Bethany House Services Helps Families Find a Place to Call Home
by Sister Eileen Connelly
The wide smile on Rhonda’s* face as she discusses the help she and her three children have received through Bethany House Services (BHS) belies the fear and frustration they experienced while homeless. An ongoing battle with depression made it a challenge for Rhonda to maintain employment and, thus, pay rent. The family slept on the floor at the homes of various family members and friends until they wore out their welcome, then they took up shelter in an old car.
“I was afraid to ask for help,” Rhonda admitted, “but my children were scared, and they were missing school.”

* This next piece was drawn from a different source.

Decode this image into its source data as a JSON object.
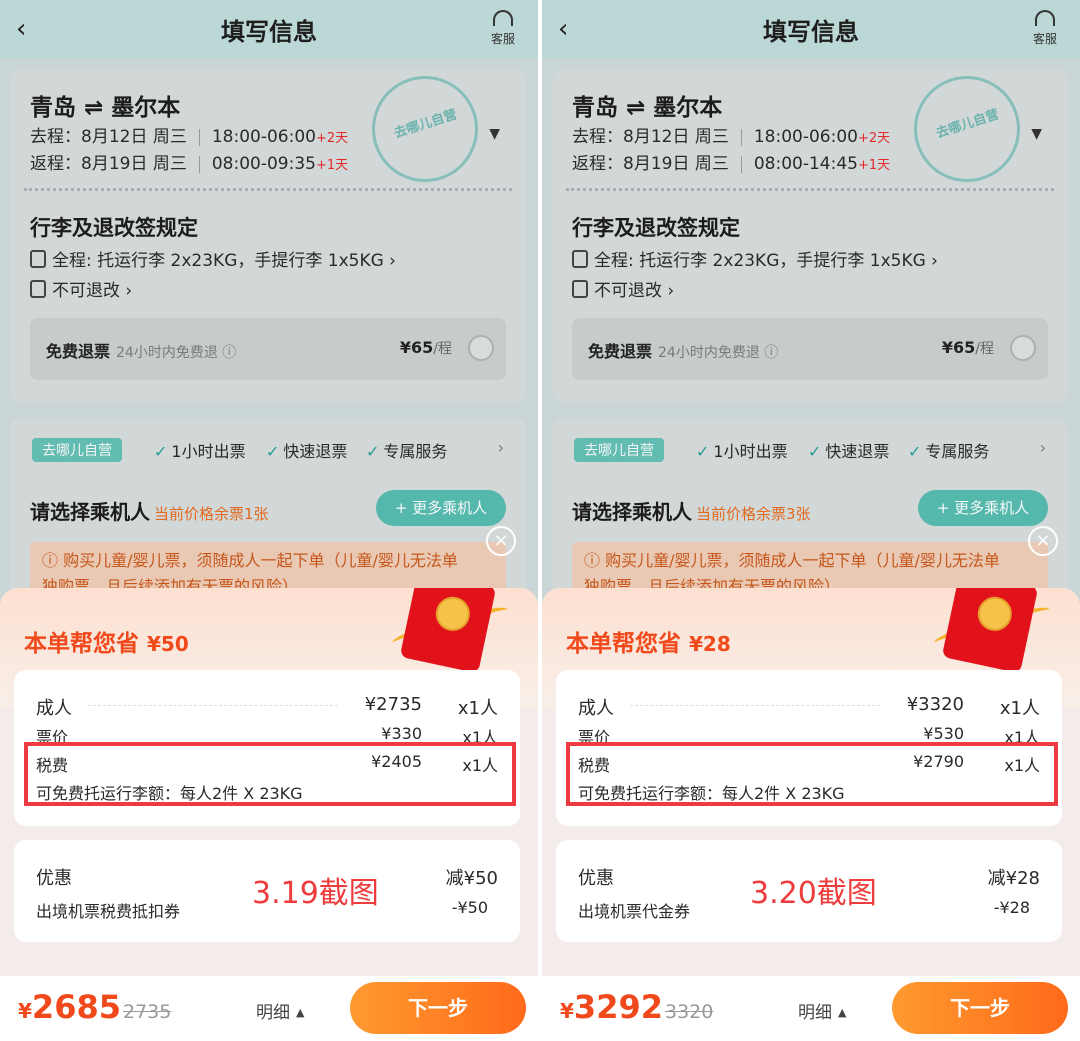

Susan Schiller, executive director of BHS, wants others to know about at-risk families like Rhonda’s, those who too often go unnoticed. Their organization is dedicated to assisting them through comprehensive services from prevention of homelessness through post-shelter stabilization support.
“I want people to be as outraged as I am that there are homeless children on our streets,” she said. “We can’t solve the problem until we acknowledge that it exists, and we need help carrying out our mission.”
That mission began with the establishment of Bethany House of Hospitality in 1983 by Sisters of Charity of Cincinnati Mary Grafe and Dee Sizler, along with Barb Poppe. Sister of Mercy Mary Stanton was soon named executive director and continued in that role until her retirement in 2013.
“BHS was my purpose and passion, but, as we all know, it takes a village,” Sister Stanton said. “The staff, board and committee members, volunteers and donors were generous, visionary people who continued to expand our services beyond emergency shelter to a variety of supportive programs for the families, transitional and rapid rehousing options, permanent affordable housing and home ownership. We labored within the Coalition for the Homeless, formed the Family Shelter Partnership Program, participated in Catholics United for the Poor, and developed other relationships at a city, state and national level in order to serve homeless families. It was rewarding to see our common goals fulfilled. The greatest challenge was always that the need exceeded our ability to respond.”
Last year was a prime example of the growing number of families needing shelter, leading Bethany House to open a fifth shelter location. Among those sheltered and housed were 1,500 children. In 2019, the organization has already served 27 percent more families than 2018. Ninety-five percent of those families are led by single mothers, Schiller noted.
She cited information from the National Child Traumatic Stress Network that focuses on the types and magnitude of trauma experienced by children and young mothers prior to becoming homeless and the experience of homelessness itself. The authors state that “children bear the brunt of homelessness” as evidenced by:
Homeless children go hungry twice as often as non-homeless children.
Homeless children have twice the rate of learning disabilities and three times the rate of emotional and behavioral problems of non-homeless children.
Half of the school-age homeless children experience anxiety, depression, or withdrawal compared to 18 percent of non-homeless children.
Ending the Cycle
“Our goal with our families is that the cycle of homelessness won’t be repeated,” said Janice Clay, assistant shelter director. “People need to see the children’s faces. So many have tunnel vision about what homelessness is. It’s more than someone living under a bridge. Our mothers and children have gone from place to place until they’ve exhausted all of their resources.”
“Often, when families come for intake, the mom will just break down crying with relief and happiness that her children have a place to lay their head,’ added Peg Dierkers, shelter operations director.
Thanks to BHS housing programs, Rhonda’s family has the security and support they need moving forward. Rhonda is receiving counseling and taking self-esteem classes, and the children are back in school. “I’m learning to open up to people and ask for help,” she said. “And my children are so happy to have their own beds. That may not seem like a big thing to some people, but it means everything to us. We’ve been so blessed by the help we’ve received from Bethany House.”
Carrie Lacomme, her husband, and their two daughters, are just one of BHS’s many success stories. They turned to BHS for assistance after a series of hardships left them down to their last few dollars and homeless on a bitterly cold night two years ago.
“As a mother, it’s a devastating feeling, but you know have to stay strong for your children and help them feel secure,” Lacomme said. “I have to thank BHS for all of their help, because I literally don’t know what we would have done otherwise. Our caseworker was with us every step of the way, and they provided us with such a good foundation. We recently bought a home and still stay in touch. They really do care!”